Ireland's National Public Health Emergency Team on Sunday urged a leap to the highest level of COVID-19 restrictions, Level 5 from current Level 2 controls in 24 of Ireland's 26 counties and stricter Level 3 measures in Dublin and Donegal.
The government has almost entirely adopted their health chiefs' advice throughout the pandemic but sources say a return to lockdown would have serious economic and societal impact.
Prime Minister Micheal Martin and the leaders of his two coalition partners will meet the country's chief medical officer on Monday ahead of a cabinet meeting.
Under level 5, people are asked to stay at home, except to exercise within 5 kilometres, with only essential retailers allowed to stay open. Unlike the first lockdown, schools and creches would not have to close.
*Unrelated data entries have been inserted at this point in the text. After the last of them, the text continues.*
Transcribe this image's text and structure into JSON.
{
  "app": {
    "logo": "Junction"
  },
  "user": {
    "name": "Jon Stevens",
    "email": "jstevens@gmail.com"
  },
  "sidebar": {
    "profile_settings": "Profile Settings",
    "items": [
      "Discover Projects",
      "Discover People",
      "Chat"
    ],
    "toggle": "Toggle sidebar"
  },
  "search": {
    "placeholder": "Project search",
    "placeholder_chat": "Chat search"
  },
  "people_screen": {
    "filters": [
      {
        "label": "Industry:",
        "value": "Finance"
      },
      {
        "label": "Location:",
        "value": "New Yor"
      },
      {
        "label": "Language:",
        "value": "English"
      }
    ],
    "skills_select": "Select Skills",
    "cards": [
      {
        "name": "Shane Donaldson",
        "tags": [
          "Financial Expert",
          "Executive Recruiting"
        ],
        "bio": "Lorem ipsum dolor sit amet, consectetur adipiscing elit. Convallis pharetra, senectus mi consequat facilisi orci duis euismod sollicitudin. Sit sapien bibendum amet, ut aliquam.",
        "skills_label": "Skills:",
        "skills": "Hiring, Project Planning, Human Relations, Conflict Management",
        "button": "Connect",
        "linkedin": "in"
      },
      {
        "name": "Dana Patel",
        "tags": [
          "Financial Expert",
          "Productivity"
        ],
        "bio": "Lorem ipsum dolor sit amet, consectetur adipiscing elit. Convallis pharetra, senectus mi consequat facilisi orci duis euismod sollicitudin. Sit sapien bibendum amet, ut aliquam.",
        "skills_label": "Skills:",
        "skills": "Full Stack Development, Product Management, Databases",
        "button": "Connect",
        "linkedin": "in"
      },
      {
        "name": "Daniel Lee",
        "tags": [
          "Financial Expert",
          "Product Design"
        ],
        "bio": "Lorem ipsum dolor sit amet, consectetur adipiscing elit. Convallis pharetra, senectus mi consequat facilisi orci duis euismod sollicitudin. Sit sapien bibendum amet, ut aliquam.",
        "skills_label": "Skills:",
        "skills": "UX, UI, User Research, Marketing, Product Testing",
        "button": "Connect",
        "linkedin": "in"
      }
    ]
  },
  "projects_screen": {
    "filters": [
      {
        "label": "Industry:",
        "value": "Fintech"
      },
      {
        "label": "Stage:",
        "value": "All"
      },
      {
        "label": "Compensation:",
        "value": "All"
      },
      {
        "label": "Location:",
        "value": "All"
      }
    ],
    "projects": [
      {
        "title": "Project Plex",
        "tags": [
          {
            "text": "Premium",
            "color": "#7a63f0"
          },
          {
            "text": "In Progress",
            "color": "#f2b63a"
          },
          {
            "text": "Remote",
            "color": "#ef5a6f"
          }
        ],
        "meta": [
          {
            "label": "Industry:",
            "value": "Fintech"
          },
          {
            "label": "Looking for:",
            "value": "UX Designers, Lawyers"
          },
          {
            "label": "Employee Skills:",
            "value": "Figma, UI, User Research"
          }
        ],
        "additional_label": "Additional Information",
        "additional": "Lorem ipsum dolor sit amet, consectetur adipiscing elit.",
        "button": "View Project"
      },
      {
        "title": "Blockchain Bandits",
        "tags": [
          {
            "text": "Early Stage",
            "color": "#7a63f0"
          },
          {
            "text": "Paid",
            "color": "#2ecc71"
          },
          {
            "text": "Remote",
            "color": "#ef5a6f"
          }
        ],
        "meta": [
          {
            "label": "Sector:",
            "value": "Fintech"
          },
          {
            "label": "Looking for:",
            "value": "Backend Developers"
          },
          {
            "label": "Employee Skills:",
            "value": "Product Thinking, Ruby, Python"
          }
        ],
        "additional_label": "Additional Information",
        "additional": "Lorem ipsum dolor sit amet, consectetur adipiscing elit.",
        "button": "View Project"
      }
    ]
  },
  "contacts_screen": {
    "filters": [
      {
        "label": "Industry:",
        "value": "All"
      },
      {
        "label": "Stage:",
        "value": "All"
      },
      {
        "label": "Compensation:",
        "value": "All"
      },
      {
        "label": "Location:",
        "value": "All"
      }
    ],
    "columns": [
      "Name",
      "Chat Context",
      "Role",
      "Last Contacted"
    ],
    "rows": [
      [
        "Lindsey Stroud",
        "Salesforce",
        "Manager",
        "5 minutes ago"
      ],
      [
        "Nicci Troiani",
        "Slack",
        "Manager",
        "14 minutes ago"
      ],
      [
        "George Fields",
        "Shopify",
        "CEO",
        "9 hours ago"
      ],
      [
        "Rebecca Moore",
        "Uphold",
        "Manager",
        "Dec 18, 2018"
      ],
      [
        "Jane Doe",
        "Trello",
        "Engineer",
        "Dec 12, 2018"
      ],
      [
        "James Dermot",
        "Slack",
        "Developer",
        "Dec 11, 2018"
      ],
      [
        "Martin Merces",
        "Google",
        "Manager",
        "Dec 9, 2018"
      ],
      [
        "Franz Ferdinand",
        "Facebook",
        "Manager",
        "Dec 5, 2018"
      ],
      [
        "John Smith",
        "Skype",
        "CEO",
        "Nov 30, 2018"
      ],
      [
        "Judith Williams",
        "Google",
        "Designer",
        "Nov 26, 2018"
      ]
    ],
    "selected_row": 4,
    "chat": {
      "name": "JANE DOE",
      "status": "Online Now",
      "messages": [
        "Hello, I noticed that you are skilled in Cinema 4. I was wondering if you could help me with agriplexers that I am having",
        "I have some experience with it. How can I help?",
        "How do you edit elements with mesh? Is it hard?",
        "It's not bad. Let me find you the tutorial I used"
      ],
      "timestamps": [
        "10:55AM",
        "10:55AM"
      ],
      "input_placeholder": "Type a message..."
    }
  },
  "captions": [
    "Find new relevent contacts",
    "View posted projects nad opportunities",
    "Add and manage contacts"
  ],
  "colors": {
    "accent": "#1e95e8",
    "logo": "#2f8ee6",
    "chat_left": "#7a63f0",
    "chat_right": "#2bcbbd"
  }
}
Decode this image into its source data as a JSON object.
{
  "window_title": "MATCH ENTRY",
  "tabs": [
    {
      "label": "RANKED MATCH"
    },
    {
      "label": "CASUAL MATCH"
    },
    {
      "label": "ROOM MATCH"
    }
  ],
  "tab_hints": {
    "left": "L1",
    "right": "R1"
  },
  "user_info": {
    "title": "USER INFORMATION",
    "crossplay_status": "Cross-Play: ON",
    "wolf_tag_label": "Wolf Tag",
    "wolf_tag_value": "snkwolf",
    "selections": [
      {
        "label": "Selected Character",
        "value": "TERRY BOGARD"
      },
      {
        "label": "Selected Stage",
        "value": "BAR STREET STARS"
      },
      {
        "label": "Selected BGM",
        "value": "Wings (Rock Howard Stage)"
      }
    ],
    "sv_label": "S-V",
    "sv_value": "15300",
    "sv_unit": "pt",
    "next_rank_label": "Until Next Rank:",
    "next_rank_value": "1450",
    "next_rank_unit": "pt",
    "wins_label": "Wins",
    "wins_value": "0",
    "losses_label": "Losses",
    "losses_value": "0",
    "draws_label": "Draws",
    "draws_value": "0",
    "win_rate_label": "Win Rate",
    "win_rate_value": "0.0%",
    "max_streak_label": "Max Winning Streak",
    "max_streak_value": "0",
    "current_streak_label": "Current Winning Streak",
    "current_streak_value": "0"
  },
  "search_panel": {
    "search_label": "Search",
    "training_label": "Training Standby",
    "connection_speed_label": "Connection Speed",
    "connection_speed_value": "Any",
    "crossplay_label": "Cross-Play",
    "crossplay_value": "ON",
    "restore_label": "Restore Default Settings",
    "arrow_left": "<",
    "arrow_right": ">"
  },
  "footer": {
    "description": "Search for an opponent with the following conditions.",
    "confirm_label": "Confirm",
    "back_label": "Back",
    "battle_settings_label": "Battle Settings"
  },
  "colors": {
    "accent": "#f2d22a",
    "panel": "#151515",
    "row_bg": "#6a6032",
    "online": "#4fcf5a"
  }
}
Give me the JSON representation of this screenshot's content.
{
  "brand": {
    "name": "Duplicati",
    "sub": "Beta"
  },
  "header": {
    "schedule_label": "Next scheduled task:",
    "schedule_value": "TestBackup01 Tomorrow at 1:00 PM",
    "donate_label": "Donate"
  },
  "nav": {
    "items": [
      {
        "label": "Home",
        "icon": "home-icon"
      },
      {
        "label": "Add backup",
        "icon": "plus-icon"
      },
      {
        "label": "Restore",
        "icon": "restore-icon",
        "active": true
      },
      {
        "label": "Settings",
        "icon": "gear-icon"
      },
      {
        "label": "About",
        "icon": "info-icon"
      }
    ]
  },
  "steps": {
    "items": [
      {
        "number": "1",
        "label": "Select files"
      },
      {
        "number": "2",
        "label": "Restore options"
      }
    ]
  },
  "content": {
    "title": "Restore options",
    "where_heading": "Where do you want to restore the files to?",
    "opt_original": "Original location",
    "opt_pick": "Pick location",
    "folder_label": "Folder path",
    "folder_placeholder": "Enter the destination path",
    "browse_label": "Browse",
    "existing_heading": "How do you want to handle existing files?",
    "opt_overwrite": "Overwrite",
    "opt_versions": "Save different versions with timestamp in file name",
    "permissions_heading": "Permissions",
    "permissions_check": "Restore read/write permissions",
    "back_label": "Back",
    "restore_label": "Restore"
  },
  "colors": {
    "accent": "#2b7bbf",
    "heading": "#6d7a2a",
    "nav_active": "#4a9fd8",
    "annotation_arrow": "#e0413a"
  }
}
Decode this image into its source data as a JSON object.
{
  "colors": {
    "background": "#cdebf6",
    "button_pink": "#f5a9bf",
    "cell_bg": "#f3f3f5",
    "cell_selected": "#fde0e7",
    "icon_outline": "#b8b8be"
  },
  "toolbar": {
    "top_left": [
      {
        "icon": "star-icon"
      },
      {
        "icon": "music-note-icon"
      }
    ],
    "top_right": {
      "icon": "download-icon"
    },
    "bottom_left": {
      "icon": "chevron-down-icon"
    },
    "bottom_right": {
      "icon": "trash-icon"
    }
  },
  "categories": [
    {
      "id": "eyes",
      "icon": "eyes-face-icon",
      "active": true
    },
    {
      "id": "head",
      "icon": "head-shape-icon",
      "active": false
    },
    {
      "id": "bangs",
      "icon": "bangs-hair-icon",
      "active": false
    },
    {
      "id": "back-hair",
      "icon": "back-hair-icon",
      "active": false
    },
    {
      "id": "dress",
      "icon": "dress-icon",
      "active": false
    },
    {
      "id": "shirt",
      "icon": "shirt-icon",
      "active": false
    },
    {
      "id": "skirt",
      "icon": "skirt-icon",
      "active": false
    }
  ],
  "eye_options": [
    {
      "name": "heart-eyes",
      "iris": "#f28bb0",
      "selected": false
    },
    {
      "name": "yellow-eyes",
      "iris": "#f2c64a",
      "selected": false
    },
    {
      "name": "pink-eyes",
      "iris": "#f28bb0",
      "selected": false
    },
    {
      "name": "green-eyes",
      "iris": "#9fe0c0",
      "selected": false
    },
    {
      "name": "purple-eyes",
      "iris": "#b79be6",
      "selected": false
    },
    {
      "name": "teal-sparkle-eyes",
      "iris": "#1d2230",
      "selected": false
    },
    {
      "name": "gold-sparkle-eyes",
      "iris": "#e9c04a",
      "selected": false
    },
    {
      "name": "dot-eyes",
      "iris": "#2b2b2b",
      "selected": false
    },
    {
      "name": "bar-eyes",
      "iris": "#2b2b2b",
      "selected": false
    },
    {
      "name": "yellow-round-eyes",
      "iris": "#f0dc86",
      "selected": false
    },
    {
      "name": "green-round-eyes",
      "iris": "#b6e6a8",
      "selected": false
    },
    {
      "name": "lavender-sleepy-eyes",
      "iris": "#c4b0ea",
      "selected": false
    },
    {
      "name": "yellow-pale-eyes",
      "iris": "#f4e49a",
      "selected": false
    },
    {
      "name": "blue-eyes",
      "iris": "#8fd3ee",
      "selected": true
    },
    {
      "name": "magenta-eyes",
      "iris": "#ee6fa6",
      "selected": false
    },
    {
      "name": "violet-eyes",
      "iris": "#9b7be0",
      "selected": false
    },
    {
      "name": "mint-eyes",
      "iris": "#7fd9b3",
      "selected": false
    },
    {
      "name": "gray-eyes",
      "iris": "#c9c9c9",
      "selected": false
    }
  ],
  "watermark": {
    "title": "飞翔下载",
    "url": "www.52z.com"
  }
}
Like most of Europe, Ireland has seen a steady infections increase since the end of July after emerging slowly from one of Europe's most severe shutdowns.
It reported the highest number of daily cases since late April on Saturday.
However Ireland's 14-day cumulative case total of 104.6 per 100,000 people represents only the 14th-highest infection rate of 31 European countries monitored by the European Centre for Disease Control.
Europe's worst infection hotspot Spain has an infection rate three-times higher than Ireland and while it severely tightened confinement measures in hard-hit Madrid on Friday, restaurants, gyms and shops can still open at limited capacity.
Ireland has a relatively low hospital bed capacity compared to other European countries.
The number of hospitalised COVID-19 patients has risen steadily to 132 but peaked at 881 in April during the first lockdown.